31 Then Jesus’ mother and brothers arrived. Standing outside, they sent someone in to call him. 32 A crowd was sitting round him, and they told him, ‘Your mother and brothers are outside looking for you.’
33 ‘Who are my mother and my brothers?’ he asked.
34 Then he looked at those seated in a circle round him and said, ‘Here are my mother and my brothers! 35 Whoever does God’s will is my brother and sister and mother.’
Further readings from the lectionary this week are as follows:
- Genesis 3:8-15
- Psalm 130
- 2 Corinthians 4:13 – 5:1
We meet at 11am for our Sunday services, which are also live-streamed on our Facebook page. If you wish to view our services online, you can find them at www.facebook.com/christchurchuxbridge. You do not have to be a Facebook user to watch them – our services are publicly viewable. You can also view a recent service on our church website. Our service this week will be led by URC lay preacher Marion McNeill and you can find the order of service here.
We meet via Zoom immediately after the service for a virtual ‘coffee and chat’. The link for this will be shared in the comments on Facebook during the service.
If you are unable to join us in person or online for our Sunday services, but would like to receive a recording of them on a memory stick to watch at home, please let us know.

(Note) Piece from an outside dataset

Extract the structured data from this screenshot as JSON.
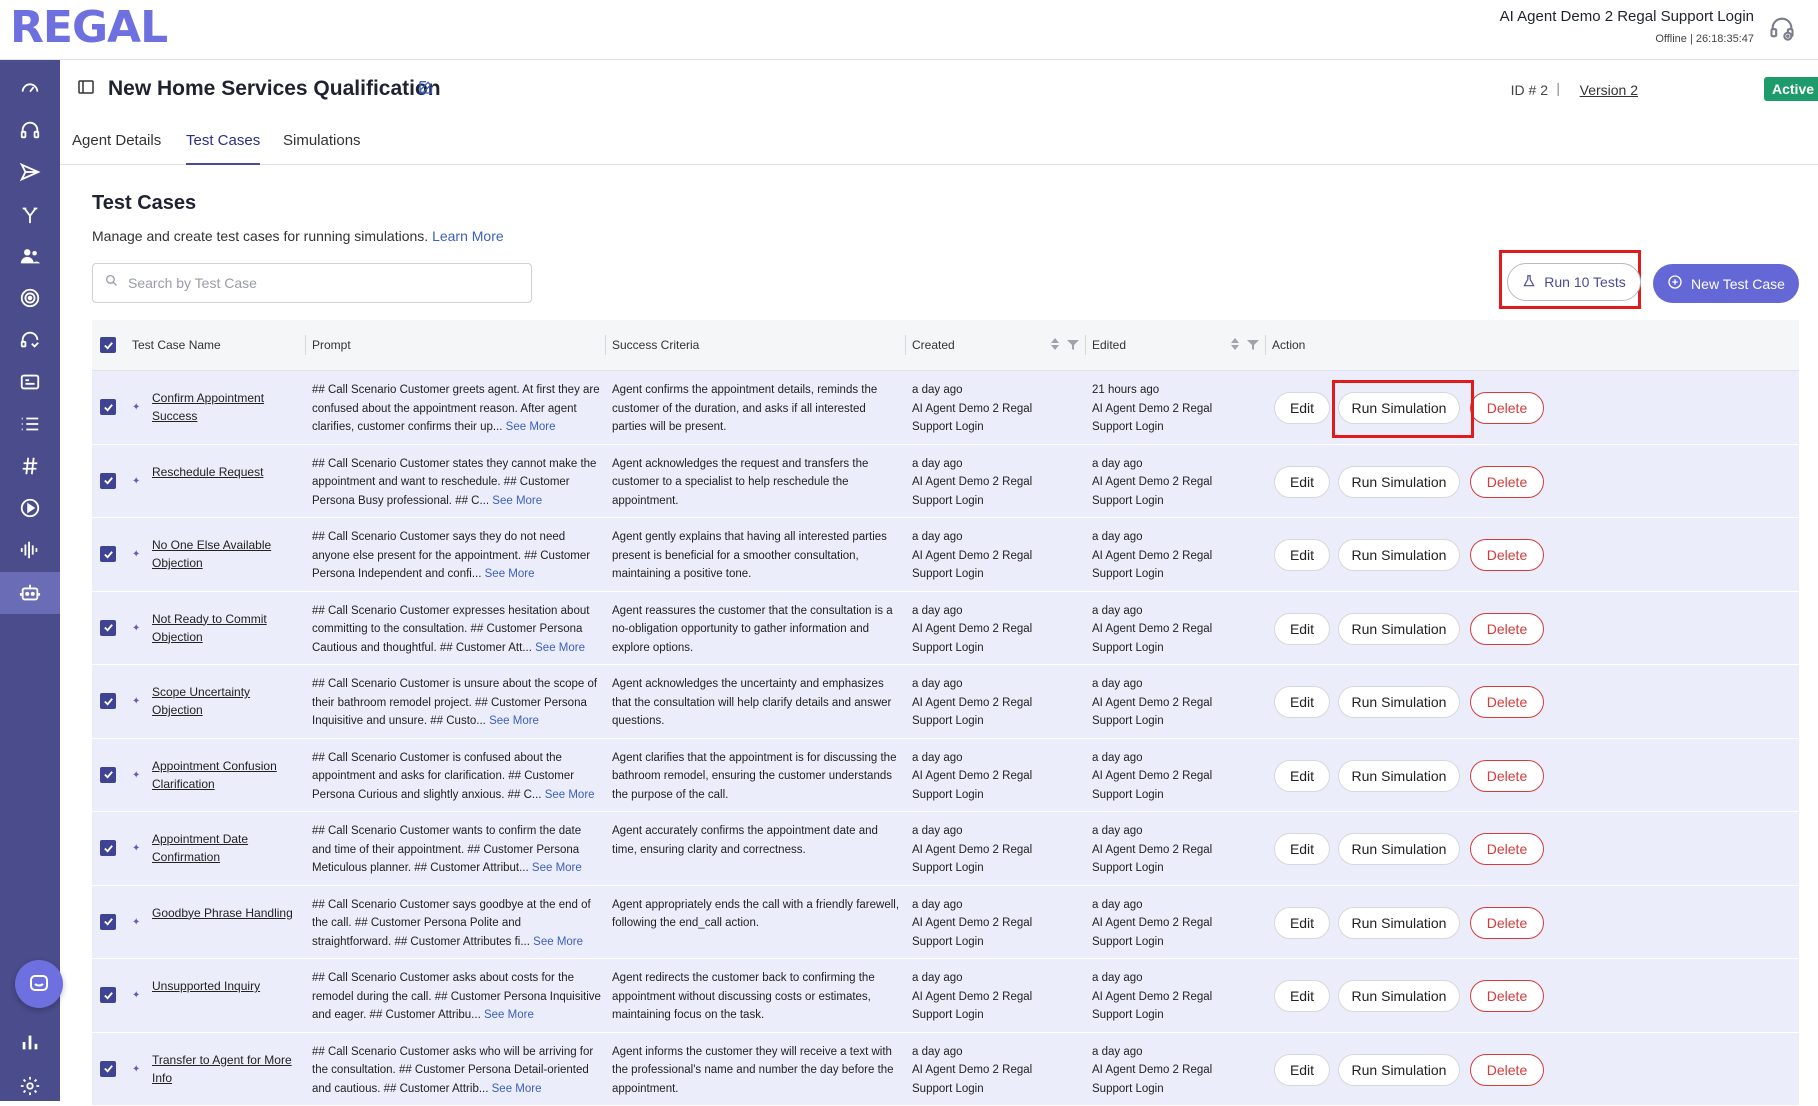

From the Methodist Church
The latest issue of ‘Circuit Life’ is now available and you can read it here.
The London District of the Methodist Church is hosting ‘Woven Weekend’ on 24th and 25th July – a series of online sessions drawing on what it means to be ‘woven’ into each other and into God. Registration is free. Find out more at https://www.methodistlondon.org.uk/wovenweekend
Memories of Uxbridge
Up until the 1950s, Uxbridge had a voluntary Fire Brigade. Several of the firemen were shop holders. In the 1870s/80s the pump was hand pulled and operated.
At the beginning the fire station was housed in Windsor Street. At the beginning of the 1920s it moved to Cricket Field Road and remained there until the rebuild of the centre of the town in the 1970s when it moved up to Hillingdon in a newly built fire station.
Praying for other churches
This week we pray for our own church, praying for those leading and encouraging our church as we continue to move through this interim period without a minister.
you sent your Son into your world
to gather us all up into your kingdom.
Be with us, as we hear and respond to your call to do the same. Amen.
(Taken from Roots)